While very few stings and bites from insects cause serious harm to your dog, many are irritating and can cause your dog to itch or feel pain. Treating insect stings on dogs usually just requires some household items which can safely relieve your dog’s discomfort. Here’s a list of things you can do to treat affected areas on your dog’s skin:
- A paste combining baking soda with water applied to the sting or bite will help to alleviate pain, irritation and itching.
- If a bee stings your dog, you will need to remove the stinger from your dog’s skin. As squeezing the stinger in any way can cause more venom to be released, the best way to remove it is to scrape it off using a plastic credit card or a similar item.

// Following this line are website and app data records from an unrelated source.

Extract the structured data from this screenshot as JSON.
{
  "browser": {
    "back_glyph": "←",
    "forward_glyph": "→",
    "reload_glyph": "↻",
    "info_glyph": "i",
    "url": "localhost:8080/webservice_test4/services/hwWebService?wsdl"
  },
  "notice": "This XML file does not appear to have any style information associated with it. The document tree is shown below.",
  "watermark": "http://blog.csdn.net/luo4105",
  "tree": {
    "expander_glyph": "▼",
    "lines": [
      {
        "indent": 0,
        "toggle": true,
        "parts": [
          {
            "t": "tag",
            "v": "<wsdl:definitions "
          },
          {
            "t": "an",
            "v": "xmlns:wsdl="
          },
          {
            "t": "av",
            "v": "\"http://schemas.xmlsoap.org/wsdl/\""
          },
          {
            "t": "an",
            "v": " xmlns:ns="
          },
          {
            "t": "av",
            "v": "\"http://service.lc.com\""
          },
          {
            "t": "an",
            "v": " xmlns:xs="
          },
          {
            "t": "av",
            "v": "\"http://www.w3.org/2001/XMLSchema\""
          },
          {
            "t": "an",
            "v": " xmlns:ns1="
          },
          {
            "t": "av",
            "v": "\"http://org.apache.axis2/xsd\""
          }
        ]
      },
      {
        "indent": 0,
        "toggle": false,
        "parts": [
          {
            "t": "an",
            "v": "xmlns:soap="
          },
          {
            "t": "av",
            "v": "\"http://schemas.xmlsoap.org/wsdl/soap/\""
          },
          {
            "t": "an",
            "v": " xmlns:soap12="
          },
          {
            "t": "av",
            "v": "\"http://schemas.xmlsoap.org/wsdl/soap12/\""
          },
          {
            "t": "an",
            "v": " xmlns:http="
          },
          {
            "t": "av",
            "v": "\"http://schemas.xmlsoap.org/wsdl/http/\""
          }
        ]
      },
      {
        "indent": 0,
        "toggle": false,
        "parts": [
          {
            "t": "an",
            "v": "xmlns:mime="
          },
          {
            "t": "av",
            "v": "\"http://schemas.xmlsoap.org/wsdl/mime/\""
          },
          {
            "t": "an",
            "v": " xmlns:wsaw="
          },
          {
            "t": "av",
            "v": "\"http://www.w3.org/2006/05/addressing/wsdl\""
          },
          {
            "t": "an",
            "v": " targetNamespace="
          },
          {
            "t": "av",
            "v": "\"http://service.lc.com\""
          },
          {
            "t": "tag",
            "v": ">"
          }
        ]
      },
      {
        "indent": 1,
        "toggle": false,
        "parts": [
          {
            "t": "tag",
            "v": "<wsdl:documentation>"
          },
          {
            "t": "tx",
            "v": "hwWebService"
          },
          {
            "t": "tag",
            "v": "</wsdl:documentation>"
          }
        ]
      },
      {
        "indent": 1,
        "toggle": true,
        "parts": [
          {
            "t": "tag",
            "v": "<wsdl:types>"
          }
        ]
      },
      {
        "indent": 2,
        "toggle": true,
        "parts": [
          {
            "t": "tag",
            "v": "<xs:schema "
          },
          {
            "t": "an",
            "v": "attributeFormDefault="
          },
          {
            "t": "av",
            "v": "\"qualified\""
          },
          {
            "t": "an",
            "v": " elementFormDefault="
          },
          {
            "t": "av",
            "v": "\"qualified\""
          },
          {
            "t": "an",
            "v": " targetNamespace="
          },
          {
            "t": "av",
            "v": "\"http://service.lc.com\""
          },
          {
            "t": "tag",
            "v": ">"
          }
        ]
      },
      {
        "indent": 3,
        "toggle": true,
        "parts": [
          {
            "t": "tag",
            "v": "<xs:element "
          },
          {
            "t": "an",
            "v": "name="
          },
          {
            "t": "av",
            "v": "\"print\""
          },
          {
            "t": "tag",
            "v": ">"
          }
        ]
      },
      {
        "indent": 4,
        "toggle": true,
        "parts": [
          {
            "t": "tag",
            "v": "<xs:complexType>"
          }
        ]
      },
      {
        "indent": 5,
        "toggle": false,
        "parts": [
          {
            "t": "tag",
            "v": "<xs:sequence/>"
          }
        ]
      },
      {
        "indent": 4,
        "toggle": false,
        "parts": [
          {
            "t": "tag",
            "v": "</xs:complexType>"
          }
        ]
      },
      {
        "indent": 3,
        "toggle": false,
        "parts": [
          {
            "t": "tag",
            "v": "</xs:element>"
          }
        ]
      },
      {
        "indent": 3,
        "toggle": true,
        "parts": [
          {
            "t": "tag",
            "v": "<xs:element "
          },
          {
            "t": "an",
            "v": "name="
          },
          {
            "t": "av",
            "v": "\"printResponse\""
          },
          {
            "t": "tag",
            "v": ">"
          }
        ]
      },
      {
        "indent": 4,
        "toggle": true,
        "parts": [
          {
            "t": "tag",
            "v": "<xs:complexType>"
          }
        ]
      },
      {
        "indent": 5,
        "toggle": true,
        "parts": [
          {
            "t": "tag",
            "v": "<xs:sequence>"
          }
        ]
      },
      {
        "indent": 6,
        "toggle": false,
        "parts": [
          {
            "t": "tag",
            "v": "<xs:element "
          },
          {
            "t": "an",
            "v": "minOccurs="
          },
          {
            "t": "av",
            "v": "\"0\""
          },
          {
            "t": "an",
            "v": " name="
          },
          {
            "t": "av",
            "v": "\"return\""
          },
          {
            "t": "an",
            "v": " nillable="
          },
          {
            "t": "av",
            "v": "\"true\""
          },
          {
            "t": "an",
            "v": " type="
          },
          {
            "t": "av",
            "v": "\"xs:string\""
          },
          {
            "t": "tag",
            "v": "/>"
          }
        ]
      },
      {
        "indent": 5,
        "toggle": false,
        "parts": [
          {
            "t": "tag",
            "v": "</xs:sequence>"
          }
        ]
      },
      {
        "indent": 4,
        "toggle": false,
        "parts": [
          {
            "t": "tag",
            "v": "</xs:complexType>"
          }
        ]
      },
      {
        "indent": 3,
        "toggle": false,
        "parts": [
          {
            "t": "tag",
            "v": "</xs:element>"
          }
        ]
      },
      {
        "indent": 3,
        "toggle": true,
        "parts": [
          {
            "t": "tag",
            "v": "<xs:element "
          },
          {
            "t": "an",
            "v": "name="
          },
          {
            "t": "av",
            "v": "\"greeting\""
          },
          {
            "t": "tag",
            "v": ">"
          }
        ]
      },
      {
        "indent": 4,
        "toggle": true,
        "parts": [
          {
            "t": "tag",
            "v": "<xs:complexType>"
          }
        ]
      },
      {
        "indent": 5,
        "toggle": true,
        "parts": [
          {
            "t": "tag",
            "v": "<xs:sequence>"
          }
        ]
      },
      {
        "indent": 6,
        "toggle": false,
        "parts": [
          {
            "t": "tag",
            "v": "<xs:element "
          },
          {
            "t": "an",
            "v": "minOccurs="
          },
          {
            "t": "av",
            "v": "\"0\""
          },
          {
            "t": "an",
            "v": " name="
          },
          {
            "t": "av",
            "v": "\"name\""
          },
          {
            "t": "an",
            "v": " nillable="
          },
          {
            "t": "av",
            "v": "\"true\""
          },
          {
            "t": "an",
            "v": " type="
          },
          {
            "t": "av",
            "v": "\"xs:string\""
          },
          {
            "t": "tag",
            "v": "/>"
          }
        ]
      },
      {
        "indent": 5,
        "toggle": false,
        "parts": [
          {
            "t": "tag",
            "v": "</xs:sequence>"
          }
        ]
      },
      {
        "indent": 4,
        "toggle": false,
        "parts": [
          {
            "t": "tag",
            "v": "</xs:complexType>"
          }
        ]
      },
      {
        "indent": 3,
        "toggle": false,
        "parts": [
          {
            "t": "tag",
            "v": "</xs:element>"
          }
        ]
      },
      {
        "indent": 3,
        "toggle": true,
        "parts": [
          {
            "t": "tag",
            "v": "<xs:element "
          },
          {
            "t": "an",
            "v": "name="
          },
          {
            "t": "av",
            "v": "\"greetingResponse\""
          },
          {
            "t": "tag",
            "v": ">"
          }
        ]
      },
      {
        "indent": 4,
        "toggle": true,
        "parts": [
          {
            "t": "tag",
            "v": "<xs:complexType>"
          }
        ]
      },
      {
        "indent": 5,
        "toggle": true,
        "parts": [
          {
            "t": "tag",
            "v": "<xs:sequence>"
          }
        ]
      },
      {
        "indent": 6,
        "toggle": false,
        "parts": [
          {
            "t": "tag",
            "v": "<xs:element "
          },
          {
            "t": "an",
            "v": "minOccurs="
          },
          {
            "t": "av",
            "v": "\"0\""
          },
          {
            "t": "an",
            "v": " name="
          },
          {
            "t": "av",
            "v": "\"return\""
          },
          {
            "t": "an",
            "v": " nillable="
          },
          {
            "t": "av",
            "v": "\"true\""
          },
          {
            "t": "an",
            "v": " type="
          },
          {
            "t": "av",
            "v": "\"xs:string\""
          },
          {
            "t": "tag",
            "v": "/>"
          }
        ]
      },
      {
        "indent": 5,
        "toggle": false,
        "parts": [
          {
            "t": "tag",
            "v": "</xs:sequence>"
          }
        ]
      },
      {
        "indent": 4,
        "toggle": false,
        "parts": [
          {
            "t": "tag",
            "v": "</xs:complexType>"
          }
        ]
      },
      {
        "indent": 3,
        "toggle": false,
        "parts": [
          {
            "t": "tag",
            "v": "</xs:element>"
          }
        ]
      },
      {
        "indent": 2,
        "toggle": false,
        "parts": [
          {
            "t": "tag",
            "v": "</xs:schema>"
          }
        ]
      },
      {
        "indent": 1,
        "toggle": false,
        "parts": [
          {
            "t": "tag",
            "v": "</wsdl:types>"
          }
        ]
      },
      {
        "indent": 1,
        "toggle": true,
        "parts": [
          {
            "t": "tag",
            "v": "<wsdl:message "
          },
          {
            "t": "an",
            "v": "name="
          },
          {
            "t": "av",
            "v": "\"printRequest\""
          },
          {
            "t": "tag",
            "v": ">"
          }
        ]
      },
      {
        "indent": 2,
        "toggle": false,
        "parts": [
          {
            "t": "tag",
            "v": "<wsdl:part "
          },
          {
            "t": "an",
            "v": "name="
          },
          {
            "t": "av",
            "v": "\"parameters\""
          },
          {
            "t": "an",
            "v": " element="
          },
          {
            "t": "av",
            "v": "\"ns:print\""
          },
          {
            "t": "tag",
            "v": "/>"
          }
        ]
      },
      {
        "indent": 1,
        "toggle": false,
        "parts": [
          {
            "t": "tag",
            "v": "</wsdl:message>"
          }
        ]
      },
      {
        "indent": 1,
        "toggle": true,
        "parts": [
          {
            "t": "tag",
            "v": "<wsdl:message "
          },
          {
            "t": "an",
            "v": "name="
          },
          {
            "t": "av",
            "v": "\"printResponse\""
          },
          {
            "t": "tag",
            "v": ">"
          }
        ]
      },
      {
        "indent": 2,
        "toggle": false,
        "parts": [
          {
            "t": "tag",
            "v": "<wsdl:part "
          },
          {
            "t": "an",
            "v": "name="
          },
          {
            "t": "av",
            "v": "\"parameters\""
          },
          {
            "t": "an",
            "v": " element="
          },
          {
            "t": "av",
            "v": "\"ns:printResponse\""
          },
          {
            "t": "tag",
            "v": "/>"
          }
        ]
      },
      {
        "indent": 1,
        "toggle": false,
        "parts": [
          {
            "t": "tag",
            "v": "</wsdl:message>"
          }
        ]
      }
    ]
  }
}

- For bee stings, including wasps and honeybees, you can apply some gel from an aloe vera plant, either fresh or from a bottle. Aloe vera will soothe your dog’s skin, relieving any pain or burning that results from the sting.
- Itching and discomfort can also be relieved by applying calamine lotion to the sting or bite. Milk of magnesia can also be applied to the irritated skin to soothe pain and irritation.
- If your dog has multiple stings or bites, an oatmeal bath will help to soothe his skin.
- To reduce swelling, you can use a cold pack on the affected area for a few minutes at a time; repeat periodically throughout the day.
- A teaspoon of Epsom salts dissolved into two cups of warm water can also be used to bathe your dog and soothe his irritated skin; if you need a larger amount, simply double or triple the recipe as needed.
- You can apply witch hazel or apple cider with a cotton ball to itchy or swollen spots on your dog to relieve the irritation and itching.
- Emu oil can soothe irritated skin caused by stings or bites; apply with a cotton ball.
Plain Benadryl can also be given to dogs to reduce allergic reactions from stings and bites; follow your veterinarian’s advice for proper dosage.